The flame transfer function in a premixed gas turbine combustor is experimentally determined. The fuel (natural gas) is premixed with air upstream of a choked inlet to the combustor. Therefore, the input to the flame transfer function is the imposed velocity fluctuations of the fuel/air mixture without equivalence ratio fluctuations. The inlet-velocity fluctuations are achieved by a variable-speed siren over the forcing frequency of 75–280 Hz and measured using a hot-wire anemometer at the inlet to the combustor. The output function (heat release) is determined using chemiluminescence measurement from the whole flame. Flame images are recorded to understand how the flame structure plays a role in the global heat release response of flame to the inlet-velocity perturbation. The results show that the gain and phase of the flame transfer function depend on flame structure as well as the frequency and magnitude of inlet-velocity modulation and can be generalized in terms of the relative length scale of flame to convection length scale of inlet-velocity perturbation, which is represented by a Strouhal number. Nonlinear flame response is characterized by a periodic vortex shedding from shear layer, and the nonlinearity occurs at lower magnitude of inlet-velocity fluctuation as the modulation frequency increases. However, for a given modulation frequency, the flame structure does not affect the magnitude of inlet-velocity fluctuation at which the nonlinear flame response starts to appear.
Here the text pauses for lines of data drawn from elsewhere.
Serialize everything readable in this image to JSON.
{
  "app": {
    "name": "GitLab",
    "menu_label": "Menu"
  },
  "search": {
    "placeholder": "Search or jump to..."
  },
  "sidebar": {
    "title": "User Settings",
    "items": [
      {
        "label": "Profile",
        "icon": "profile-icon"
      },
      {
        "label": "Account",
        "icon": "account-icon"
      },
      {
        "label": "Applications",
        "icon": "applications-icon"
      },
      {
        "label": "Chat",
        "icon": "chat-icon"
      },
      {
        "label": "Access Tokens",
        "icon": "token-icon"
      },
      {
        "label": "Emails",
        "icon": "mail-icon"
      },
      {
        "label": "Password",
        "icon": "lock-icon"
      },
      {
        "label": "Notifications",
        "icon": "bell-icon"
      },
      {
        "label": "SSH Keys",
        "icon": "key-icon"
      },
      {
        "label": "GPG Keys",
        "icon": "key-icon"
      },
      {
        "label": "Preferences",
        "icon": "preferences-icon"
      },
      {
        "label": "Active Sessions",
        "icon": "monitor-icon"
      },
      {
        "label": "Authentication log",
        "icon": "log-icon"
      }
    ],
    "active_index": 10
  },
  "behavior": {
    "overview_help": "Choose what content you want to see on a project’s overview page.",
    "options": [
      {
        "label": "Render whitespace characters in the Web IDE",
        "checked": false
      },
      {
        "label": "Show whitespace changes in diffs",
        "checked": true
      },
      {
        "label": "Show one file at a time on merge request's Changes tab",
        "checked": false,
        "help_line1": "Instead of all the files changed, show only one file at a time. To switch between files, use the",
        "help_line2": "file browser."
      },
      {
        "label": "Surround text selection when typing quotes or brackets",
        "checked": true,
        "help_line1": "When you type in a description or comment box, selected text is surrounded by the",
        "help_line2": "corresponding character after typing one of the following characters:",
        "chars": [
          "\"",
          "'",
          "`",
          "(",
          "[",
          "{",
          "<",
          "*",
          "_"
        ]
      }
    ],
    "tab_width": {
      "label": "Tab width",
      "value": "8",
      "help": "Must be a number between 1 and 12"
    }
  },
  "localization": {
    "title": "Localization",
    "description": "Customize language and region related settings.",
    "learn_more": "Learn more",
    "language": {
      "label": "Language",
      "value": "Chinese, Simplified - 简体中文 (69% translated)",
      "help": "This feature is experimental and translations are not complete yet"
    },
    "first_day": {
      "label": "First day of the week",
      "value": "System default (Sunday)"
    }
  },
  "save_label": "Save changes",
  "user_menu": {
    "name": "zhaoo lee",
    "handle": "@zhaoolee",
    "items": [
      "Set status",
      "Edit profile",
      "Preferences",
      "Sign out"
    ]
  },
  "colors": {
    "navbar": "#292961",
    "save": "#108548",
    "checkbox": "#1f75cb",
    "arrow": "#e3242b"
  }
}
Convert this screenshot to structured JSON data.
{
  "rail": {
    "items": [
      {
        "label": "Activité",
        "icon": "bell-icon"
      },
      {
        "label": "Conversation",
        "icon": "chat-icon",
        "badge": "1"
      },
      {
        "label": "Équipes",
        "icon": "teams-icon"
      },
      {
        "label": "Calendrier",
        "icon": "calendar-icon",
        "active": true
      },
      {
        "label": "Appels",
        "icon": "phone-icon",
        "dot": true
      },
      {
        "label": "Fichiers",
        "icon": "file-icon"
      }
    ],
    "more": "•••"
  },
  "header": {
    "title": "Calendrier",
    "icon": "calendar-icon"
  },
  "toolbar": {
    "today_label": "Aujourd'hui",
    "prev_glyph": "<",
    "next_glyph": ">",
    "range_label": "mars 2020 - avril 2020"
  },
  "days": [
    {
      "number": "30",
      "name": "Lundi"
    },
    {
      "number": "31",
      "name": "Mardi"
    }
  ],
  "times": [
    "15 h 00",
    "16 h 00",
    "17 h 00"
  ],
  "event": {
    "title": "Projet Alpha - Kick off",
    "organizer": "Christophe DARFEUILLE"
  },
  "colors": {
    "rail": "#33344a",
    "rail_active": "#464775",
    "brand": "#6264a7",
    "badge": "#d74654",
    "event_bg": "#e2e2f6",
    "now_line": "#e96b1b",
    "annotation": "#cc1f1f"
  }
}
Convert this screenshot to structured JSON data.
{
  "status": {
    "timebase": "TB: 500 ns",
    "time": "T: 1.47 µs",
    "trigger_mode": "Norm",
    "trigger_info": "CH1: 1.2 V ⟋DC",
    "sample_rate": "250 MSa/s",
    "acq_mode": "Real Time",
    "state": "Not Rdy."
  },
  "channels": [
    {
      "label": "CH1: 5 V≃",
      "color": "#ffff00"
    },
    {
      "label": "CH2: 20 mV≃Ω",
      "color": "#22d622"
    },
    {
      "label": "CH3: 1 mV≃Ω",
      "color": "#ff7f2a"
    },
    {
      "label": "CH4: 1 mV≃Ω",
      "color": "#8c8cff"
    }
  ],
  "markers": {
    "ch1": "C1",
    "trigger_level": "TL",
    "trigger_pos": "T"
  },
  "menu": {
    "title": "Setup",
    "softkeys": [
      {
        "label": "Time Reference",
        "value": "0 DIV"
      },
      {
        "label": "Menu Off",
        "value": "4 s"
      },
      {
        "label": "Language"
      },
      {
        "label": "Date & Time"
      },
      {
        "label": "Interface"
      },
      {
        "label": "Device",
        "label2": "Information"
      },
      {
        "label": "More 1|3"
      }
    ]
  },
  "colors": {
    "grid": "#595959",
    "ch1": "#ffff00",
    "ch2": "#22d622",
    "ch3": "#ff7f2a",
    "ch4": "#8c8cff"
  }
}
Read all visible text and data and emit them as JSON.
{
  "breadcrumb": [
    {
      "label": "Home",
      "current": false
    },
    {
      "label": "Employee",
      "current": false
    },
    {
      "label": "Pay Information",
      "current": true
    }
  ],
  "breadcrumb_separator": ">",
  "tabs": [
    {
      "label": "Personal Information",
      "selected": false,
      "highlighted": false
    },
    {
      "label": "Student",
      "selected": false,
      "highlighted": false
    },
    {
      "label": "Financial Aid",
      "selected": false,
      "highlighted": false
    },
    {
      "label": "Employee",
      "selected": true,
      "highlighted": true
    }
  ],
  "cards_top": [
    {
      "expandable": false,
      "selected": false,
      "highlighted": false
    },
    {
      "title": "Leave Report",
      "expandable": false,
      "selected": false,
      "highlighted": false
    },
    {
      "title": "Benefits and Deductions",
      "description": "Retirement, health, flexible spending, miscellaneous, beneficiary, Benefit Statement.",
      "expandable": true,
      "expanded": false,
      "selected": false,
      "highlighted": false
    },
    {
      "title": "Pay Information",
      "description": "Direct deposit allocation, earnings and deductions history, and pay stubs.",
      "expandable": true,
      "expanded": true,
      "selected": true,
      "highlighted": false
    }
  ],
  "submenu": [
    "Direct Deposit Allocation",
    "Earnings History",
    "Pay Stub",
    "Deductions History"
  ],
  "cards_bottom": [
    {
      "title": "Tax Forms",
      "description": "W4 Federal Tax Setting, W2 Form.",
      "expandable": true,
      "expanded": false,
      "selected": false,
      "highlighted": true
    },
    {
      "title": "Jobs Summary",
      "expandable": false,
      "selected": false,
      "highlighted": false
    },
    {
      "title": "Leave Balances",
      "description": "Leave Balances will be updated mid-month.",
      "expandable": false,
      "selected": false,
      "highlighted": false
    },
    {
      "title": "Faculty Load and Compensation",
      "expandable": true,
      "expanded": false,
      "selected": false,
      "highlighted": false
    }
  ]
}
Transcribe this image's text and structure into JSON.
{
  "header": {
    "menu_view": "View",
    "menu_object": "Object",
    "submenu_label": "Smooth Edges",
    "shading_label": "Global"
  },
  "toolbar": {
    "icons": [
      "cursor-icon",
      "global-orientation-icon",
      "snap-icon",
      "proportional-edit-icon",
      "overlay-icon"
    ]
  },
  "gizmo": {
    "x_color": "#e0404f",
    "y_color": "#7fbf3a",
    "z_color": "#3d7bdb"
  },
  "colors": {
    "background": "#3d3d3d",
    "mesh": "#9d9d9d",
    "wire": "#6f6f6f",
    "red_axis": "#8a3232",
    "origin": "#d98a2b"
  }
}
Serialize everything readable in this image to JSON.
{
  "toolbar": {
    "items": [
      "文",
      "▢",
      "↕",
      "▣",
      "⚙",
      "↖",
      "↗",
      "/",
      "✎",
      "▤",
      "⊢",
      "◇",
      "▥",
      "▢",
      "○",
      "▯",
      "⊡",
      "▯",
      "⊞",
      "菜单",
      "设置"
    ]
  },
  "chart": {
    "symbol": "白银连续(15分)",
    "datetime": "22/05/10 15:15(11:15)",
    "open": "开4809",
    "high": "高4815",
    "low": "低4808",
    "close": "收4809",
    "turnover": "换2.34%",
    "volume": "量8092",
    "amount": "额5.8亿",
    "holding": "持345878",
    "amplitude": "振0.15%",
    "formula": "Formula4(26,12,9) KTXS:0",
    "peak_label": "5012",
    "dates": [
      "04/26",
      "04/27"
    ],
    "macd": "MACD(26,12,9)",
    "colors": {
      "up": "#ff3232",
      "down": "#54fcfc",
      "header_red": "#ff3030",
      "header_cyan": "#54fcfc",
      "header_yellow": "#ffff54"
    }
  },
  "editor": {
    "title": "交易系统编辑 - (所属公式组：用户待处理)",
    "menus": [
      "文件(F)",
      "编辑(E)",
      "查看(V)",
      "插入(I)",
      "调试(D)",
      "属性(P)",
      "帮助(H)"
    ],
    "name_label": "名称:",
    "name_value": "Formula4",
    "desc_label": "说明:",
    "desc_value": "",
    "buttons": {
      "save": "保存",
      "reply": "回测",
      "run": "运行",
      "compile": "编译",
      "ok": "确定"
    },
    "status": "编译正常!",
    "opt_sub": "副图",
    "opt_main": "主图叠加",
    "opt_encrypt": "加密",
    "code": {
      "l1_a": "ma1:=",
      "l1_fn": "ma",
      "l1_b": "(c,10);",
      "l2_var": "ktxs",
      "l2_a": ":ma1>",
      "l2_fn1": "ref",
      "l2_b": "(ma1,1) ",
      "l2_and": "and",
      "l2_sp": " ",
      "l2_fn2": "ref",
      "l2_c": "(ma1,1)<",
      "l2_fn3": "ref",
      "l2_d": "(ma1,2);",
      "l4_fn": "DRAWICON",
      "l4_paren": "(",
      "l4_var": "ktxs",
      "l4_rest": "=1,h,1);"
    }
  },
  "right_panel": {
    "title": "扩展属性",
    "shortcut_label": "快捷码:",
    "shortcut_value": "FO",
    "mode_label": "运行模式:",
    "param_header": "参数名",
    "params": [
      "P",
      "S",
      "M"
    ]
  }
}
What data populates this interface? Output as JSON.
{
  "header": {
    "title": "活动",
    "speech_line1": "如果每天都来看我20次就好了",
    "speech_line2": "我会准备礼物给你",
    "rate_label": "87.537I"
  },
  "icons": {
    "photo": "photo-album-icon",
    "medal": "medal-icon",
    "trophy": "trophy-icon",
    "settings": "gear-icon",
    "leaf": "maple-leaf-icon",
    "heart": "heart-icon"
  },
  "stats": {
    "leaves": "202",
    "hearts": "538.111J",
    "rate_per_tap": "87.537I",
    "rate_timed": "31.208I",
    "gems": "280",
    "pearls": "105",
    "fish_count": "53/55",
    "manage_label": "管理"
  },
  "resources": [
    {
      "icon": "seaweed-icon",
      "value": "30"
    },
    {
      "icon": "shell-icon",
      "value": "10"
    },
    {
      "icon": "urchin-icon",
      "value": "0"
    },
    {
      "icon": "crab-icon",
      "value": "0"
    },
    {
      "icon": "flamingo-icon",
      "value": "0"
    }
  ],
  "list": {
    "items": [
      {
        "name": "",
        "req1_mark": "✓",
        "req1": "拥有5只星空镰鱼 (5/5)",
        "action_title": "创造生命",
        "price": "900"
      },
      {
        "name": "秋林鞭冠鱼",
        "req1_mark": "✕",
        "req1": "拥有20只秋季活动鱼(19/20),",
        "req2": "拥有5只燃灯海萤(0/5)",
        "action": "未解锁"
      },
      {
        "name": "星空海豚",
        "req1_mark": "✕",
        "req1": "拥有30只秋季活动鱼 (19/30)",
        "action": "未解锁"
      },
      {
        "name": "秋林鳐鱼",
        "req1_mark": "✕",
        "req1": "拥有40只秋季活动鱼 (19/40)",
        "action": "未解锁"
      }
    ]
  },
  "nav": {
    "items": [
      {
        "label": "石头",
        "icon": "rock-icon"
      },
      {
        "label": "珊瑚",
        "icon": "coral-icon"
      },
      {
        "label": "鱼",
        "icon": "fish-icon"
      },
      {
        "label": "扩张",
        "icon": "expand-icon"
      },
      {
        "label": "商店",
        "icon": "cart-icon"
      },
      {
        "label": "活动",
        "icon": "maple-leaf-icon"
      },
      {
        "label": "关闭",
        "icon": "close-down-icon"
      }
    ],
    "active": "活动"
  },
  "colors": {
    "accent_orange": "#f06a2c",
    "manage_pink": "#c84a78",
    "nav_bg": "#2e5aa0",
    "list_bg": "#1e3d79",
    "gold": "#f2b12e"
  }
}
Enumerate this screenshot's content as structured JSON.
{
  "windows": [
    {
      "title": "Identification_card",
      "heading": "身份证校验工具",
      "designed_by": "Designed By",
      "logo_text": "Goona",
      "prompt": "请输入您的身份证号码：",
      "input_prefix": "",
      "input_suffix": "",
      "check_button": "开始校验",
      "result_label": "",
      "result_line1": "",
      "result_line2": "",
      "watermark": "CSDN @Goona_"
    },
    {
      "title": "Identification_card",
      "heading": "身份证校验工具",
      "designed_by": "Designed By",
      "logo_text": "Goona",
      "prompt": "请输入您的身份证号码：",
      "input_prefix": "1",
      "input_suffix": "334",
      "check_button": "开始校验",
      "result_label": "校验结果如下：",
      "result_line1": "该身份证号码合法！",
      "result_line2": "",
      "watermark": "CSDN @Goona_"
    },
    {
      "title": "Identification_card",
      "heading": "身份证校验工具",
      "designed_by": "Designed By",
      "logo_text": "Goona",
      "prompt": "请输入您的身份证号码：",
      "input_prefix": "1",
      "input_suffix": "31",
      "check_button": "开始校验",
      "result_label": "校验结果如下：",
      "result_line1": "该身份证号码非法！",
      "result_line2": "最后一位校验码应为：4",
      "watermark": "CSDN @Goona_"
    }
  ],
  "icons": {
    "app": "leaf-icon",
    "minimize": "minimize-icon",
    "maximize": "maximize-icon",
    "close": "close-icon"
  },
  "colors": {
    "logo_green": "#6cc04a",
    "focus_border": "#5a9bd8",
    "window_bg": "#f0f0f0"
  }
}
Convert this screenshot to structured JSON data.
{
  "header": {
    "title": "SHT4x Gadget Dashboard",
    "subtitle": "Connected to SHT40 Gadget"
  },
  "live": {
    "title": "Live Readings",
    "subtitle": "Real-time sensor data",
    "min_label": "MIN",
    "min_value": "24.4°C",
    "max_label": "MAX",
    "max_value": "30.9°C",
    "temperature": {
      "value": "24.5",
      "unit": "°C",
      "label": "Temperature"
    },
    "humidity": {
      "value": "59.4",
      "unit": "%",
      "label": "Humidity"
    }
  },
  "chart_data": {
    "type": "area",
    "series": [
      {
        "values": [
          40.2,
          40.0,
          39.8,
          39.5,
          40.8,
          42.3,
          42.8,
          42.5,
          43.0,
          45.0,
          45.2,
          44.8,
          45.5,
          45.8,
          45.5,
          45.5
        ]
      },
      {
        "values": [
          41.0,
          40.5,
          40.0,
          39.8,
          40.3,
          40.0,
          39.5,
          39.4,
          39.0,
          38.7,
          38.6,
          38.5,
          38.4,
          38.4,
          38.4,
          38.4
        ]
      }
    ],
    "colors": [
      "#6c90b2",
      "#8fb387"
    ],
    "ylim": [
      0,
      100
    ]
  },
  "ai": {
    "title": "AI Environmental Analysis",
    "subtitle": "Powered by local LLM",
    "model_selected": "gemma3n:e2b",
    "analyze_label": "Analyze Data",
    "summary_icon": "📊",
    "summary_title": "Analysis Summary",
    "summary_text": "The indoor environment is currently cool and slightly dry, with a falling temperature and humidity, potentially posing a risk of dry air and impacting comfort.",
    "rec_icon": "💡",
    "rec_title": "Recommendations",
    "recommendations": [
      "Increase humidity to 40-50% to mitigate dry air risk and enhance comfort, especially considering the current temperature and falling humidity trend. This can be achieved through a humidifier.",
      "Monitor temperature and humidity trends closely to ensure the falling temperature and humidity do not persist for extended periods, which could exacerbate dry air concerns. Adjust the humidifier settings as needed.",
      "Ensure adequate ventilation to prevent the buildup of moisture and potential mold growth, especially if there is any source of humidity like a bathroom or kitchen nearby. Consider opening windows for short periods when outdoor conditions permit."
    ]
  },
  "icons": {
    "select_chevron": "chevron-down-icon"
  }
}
FIGURES IN THIS ARTICLE
<>
Copyright © 2010 by American Society of Mechanical Engineers
Your Session has timed out. Please sign back in to continue.

References

Figures

Grahic Jump Location
Figure 1

Schematic diagram of experimental setup

Grahic Jump Location
Figure 2

Schematic drawing of the combustor and nozzle assembly

Grahic Jump Location
Figure 3

Maximum and minimum amplitudes of velocity fluctuations at each modulation frequency (Vmean,nozzle=30 m/s)

Grahic Jump Location
Figure 4

(a) Time traces and (b) frequency spectra of CH∗ and OH∗ and inlet-velocity fluctuations (Vmean,nozzle=30 m/s, ϕ=0.7, f=75 Hz, and V′/Vmean=0.07)

Grahic Jump Location
Figure 5

Effects of modulation frequency and equivalence ratio on the flame structure (Vmean,nozzle=30 m/s and V′/Vmean=0.07)

Grahic Jump Location
Figure 6

Flame’s COM location as a function of modulation frequency and equivalence ratio (Vmean,nozzle=30 m/s and V′/Vmean=0.07)

Grahic Jump Location
Figure 7

Normalized CH∗ intensity fluctuation as a function of modulation frequency and equivalence ratio (Vmean,nozzle=30 m/s and V′/Vmean=0.07)

Grahic Jump Location
Figure 8

Effects of modulation frequency on flame structure for one period of modulation (Vmean,nozzle=30 m/s, ϕ=0.65, and V′/Vmean=0.07)

Grahic Jump Location
Figure 9

Effects of modulation frequency on flame structure for one period of modulation (Vmean,nozzle=30 m/s, ϕ=0.75, and V′/Vmean=0.07)

Grahic Jump Location
Figure 10

(a) Phase of transfer function and (b) convection time delay as a function of modulation frequency and equivalence ratio (Vmean,nozzle=30 m/s and V′/Vmean=0.07)

Grahic Jump Location
Figure 11

Effective convection velocity as a function of modulation frequency and equivalence ratio (Vmean,nozzle=30 m/s and V′/Vmean=0.07)

Grahic Jump Location
Figure 12

(a) Gain and (b) phase of the transfer function versus Strouhal number (Vmean,nozzle=30 m/s and V′/Vmean=0.07)

Grahic Jump Location
Figure 13

(a) Normalized amplitude of CH∗ fluctuation, gain, and phase of the transfer function as a function of modulation amplitude for Vmean,nozzle=30 m/s and ϕ=0.75 and (b) magnitude of V′/Vmean at which the flame response changes from linear to nonlinear as a function of modulation frequency

Tables

Errata

Discussions

Some tools below are only available to our subscribers or users with an online account.

Related Content

Customize your page view by dragging and repositioning the boxes below.

Related Journal Articles
Related eBook Content
Topic Collections

Sorry! You do not have access to this content. For assistance or to subscribe, please contact us:

  • TELEPHONE: 1-800-843-2763 (Toll-free in the USA)
  • EMAIL: asmedigitalcollection@asme.org
Sign In